Go through the entries below and count the lines where the word "return" appears; give only the count.

*** Opening DATA FOR THIS EXERCISE ***

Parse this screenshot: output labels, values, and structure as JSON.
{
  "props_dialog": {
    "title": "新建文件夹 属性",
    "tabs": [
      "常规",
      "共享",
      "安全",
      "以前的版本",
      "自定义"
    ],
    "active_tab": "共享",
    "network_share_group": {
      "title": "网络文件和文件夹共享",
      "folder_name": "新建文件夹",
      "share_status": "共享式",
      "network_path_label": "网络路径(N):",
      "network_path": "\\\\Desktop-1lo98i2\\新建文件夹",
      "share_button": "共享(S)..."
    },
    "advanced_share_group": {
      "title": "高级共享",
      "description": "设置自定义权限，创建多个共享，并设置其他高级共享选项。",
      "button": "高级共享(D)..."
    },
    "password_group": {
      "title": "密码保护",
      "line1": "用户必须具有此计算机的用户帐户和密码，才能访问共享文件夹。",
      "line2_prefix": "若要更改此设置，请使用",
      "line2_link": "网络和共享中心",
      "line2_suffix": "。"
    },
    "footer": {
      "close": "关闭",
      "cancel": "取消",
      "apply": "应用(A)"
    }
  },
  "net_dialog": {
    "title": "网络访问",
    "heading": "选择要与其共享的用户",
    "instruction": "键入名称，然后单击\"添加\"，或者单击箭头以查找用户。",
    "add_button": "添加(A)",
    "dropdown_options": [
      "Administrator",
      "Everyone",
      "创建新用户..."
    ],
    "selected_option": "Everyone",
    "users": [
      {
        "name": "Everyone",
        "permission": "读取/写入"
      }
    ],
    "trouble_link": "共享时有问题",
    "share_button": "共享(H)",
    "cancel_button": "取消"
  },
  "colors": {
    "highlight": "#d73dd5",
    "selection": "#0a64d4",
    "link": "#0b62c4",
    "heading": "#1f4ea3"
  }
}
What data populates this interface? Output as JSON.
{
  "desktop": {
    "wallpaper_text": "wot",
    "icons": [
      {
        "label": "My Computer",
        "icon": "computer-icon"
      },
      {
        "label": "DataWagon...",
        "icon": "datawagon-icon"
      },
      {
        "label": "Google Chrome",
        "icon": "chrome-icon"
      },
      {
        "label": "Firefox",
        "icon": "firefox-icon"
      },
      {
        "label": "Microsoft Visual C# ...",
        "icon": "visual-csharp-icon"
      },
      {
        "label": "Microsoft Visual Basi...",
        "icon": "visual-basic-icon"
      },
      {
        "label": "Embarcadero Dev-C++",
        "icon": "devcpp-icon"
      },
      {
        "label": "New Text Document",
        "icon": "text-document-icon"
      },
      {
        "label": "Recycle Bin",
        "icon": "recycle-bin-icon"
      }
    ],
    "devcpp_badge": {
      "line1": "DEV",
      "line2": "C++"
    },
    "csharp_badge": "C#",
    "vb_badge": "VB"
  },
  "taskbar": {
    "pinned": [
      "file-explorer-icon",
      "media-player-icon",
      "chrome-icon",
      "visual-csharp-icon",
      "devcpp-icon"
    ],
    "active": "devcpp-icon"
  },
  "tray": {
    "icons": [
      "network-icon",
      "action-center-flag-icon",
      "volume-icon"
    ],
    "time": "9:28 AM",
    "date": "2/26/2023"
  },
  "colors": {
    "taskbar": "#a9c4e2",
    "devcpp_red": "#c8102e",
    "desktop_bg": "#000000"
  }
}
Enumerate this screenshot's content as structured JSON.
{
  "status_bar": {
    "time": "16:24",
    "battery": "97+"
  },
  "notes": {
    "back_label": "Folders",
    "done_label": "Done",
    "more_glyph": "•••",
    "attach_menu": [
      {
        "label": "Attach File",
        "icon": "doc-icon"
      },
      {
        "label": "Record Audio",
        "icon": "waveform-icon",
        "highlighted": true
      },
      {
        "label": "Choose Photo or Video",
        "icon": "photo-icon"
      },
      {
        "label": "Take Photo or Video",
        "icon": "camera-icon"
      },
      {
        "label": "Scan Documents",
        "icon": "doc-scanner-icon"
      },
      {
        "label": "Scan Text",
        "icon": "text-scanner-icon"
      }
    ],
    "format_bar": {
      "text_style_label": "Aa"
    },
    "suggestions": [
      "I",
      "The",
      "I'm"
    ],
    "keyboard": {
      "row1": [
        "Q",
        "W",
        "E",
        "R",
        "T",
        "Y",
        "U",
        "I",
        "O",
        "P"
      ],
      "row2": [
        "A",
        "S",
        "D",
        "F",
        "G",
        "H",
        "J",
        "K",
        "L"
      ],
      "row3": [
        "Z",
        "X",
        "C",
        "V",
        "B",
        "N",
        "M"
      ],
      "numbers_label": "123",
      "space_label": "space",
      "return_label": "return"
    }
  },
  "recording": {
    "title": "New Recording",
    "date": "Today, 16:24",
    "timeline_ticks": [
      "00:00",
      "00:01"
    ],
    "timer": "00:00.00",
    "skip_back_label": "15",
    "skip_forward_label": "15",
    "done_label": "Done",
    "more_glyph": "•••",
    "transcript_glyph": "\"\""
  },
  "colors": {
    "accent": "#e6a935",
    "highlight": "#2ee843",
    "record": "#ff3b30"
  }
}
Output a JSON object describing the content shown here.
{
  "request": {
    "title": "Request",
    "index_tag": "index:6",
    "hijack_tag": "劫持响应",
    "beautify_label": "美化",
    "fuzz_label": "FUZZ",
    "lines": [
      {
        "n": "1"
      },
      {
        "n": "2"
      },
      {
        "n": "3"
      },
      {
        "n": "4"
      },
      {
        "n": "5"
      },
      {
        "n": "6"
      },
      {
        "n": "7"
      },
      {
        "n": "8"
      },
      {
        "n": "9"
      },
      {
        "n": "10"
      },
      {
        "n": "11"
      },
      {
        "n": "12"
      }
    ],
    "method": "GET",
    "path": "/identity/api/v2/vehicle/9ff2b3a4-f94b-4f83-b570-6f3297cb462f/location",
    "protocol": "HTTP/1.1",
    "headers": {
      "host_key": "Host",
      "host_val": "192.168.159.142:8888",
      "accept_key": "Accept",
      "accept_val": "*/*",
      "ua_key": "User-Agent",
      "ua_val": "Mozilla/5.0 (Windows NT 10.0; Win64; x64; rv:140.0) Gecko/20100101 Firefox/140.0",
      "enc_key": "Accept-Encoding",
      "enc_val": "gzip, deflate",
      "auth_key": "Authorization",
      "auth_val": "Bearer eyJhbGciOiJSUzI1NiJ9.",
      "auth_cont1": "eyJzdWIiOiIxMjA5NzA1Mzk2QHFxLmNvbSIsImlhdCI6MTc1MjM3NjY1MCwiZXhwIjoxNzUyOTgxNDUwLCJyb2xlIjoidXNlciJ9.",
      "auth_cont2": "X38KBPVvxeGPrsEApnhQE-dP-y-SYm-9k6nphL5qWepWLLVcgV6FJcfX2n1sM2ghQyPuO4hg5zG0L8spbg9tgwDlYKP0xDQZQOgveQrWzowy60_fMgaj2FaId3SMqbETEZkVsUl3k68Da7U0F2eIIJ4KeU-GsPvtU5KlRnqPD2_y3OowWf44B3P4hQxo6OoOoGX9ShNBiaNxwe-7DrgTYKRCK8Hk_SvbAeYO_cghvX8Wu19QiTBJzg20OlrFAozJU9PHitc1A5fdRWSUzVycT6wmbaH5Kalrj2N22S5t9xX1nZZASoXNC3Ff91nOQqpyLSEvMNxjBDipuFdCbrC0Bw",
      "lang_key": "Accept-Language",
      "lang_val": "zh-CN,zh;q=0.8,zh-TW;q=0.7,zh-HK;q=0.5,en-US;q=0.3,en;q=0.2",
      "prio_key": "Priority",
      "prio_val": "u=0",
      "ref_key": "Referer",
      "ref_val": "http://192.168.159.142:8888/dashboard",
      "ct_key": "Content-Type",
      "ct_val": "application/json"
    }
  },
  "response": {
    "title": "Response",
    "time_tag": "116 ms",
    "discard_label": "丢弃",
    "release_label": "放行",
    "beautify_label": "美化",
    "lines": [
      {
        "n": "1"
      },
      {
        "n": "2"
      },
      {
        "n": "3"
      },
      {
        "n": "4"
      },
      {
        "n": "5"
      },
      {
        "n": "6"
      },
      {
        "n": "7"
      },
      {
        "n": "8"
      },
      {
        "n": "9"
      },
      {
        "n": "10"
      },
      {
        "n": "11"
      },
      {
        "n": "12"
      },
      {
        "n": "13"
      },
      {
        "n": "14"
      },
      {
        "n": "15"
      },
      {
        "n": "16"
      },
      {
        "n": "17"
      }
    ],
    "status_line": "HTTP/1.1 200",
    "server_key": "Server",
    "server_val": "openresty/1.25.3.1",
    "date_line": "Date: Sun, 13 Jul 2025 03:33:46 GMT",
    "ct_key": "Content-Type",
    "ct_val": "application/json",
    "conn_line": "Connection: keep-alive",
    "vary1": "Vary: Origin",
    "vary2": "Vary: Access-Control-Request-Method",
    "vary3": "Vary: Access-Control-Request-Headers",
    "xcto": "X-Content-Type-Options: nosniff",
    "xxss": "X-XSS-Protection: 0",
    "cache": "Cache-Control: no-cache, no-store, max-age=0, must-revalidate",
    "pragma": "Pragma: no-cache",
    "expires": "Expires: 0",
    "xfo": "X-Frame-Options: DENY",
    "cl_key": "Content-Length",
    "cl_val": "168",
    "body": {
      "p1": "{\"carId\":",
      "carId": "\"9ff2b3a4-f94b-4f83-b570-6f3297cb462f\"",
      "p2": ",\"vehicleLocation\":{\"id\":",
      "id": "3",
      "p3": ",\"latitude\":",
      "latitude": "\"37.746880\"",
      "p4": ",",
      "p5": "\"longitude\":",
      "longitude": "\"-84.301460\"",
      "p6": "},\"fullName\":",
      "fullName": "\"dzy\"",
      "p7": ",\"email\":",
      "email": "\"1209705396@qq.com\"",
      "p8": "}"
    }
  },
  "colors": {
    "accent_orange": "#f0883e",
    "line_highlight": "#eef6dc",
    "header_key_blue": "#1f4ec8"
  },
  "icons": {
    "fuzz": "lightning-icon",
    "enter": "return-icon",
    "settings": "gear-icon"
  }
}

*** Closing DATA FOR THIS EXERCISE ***

* SOLUTION TO THE PROBLEM
2